Then, of course, the Ultramegasaurus showed up and chased them. This was a (completely fictitious) dinosaur that was too big and fierce for them to actually hurt, but Argo used a great little feature of the game to declare that the thing’s vision was movement-based, like a frog or a T-rex, and he and Myra froze while Sky Knight lured it away.
When the group made it up to the ruins, where the trail led, they found a mostly-insane scientist had saved their sailor from the dinosaurs, and was trying to use him to bargain for a way off the island and away from the evil Dr. Methuselah – one of the game’s iconic archvillains, with the ability to use math to alter reality. It seems Dr. Methuselah was planning to bring through a host of Ultramegasauri through a time-gate that had already brought through other dinosaurs, smilodons, and the tropical climate*. As the poor deranged scientist was begging to be taken away, Dr. Methuselah solved him out of the reality equation, and he vanished.
Which led to the showdown in the time lab, which ended with Argo throwing a stone chair through the time machine and Sky Knight and Myra co-operating to decapitate Dr. Methuselah, thanks to their arcane or hyper-technological abilities.
Of course, that didn’t stop Dr. Methuselah from continuing to talk.
So they stuck his head in one box, his body in another, and, now that the time portal wasn’t messing with radio transmissions anymore, Sky Knight called in the Draco to pick everyone up and snow started to fall.
The game was a blast, and everyone had a lot of fun. I think that I’m going to have to start working to revive the League, have another character creation session for those that don’t have characters, and get things moving again.
Because I want someone else to run a game so I can play.
*Hope you feel better soon, Fera. Back
*Y’know, Pelgrane Press, some generic pre-gen characters for your GUMSHOE games downloadable from your website would be a great thing to add. Just sayin’. Back
*I made ’em, I can break ’em. Back
*It started out called The New Argo, but then Tom chose to play Artemis Argo, so that name didn’t work anymore, and I had to come up with a new one on the spot. I think I did pretty good. Back

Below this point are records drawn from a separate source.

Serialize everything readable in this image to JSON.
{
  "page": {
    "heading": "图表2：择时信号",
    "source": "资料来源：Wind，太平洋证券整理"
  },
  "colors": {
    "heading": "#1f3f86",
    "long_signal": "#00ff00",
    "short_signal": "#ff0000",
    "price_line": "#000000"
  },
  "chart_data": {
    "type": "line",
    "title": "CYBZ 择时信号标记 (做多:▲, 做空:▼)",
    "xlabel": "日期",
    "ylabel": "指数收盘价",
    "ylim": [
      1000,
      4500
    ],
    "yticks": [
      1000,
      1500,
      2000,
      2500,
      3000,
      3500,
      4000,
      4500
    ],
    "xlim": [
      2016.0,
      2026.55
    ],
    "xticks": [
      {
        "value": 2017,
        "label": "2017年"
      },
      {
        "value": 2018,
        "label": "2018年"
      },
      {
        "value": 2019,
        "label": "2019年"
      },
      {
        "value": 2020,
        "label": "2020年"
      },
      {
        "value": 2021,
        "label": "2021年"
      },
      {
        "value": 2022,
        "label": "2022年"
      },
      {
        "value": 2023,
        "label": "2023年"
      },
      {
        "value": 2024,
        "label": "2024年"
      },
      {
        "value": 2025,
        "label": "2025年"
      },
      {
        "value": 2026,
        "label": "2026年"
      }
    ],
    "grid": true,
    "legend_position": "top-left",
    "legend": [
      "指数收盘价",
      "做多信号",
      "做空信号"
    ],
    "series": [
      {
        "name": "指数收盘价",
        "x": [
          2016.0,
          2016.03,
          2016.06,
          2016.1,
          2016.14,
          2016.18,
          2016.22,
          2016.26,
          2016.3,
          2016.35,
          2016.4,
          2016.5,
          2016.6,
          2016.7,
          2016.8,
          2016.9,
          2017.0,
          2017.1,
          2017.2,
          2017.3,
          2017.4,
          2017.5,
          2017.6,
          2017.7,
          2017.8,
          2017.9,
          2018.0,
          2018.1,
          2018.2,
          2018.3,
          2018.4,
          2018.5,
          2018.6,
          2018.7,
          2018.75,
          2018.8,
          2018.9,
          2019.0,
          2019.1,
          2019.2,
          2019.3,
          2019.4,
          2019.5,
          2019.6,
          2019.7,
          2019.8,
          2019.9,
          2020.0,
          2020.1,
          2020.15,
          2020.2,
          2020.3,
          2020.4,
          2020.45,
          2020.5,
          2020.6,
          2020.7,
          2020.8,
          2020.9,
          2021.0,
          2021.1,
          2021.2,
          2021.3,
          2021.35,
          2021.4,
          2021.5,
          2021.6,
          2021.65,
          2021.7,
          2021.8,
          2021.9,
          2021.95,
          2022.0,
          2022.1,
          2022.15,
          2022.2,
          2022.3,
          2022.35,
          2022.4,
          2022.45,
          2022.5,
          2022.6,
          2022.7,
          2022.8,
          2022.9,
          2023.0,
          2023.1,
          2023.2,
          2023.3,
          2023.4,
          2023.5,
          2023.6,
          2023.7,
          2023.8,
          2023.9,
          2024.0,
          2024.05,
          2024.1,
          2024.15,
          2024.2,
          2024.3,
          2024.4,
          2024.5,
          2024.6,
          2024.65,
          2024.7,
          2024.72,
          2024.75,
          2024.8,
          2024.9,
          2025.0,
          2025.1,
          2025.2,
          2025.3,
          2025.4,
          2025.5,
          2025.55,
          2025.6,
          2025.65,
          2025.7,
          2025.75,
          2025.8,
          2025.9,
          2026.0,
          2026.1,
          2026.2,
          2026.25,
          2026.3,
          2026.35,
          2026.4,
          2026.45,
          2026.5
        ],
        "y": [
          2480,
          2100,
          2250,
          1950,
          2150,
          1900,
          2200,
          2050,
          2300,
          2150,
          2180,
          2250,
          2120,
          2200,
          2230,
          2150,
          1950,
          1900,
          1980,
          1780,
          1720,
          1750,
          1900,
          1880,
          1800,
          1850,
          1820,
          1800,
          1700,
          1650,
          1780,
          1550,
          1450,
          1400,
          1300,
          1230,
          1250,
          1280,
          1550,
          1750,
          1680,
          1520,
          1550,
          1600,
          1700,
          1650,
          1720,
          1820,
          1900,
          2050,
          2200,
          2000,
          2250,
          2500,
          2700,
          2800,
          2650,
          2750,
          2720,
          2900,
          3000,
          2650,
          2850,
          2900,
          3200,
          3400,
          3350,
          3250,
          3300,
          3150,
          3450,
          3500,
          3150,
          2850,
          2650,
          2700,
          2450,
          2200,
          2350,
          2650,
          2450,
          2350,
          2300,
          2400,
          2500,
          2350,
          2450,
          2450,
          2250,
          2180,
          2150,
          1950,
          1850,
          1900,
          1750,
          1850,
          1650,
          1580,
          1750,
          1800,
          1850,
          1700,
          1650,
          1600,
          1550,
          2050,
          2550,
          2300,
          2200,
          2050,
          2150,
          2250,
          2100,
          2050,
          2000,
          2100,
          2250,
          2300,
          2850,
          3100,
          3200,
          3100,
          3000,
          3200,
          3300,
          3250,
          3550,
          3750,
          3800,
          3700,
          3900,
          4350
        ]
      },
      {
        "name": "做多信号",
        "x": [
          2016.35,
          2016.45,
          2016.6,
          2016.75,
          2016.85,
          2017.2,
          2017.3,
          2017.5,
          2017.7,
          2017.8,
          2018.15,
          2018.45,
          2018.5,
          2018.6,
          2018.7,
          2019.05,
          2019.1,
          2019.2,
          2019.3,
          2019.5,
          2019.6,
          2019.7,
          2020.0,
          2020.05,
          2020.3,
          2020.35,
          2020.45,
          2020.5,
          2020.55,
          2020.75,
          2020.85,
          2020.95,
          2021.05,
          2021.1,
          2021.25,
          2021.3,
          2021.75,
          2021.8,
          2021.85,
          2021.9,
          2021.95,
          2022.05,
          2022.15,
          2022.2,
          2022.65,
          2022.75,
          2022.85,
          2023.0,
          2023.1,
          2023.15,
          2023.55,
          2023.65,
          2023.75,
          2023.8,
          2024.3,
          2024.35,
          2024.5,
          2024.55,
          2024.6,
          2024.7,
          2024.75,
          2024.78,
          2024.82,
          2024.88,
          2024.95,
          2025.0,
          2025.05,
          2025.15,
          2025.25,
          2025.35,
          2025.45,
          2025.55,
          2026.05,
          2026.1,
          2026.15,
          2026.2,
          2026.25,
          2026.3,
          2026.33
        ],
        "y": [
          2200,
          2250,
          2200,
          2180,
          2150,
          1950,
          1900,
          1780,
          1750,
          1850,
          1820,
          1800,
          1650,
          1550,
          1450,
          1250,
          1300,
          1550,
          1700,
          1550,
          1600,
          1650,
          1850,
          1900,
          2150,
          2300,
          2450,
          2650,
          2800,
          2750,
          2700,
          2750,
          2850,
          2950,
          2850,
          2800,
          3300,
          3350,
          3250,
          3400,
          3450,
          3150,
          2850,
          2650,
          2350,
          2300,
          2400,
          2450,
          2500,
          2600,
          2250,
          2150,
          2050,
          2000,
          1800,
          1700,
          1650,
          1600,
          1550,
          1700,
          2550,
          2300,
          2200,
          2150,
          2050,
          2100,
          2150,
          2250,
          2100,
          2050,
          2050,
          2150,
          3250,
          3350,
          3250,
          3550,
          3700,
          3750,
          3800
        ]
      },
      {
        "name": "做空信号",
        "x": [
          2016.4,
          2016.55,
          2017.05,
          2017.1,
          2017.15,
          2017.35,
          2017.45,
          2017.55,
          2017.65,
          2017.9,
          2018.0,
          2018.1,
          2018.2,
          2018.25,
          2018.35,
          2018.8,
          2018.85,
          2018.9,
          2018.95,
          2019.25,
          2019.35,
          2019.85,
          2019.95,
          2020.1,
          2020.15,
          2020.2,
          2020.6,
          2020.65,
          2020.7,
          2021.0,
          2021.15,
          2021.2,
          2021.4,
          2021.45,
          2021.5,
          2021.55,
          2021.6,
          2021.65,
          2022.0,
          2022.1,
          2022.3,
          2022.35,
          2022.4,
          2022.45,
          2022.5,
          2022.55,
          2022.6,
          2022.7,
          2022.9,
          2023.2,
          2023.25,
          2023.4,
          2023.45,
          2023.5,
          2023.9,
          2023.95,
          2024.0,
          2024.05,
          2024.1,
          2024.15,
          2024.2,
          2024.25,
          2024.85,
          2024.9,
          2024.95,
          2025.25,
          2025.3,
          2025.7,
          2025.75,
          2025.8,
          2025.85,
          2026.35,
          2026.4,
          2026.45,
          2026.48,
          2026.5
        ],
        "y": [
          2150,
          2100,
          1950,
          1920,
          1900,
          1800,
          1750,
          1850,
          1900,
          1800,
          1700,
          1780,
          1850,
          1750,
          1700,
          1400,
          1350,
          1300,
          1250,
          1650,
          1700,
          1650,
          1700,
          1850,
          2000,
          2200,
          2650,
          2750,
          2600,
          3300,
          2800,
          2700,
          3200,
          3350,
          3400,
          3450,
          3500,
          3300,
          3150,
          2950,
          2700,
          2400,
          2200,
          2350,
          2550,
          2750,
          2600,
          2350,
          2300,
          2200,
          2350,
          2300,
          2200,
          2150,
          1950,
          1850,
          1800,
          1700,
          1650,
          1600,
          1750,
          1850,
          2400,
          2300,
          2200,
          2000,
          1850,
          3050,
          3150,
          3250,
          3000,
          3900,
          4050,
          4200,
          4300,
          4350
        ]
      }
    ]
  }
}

*Yeah, I know. But it’s a pulp game, and when you get shipwrecked in a pulp game, it happens on a jungle island. And probably dinosaurs will show up soon. Anyway, I explained it in-game. Back
*See? Dinosaurs! Back
*I did mention this was a pulp game, didn’t I? Back
*Told you I explained it. Back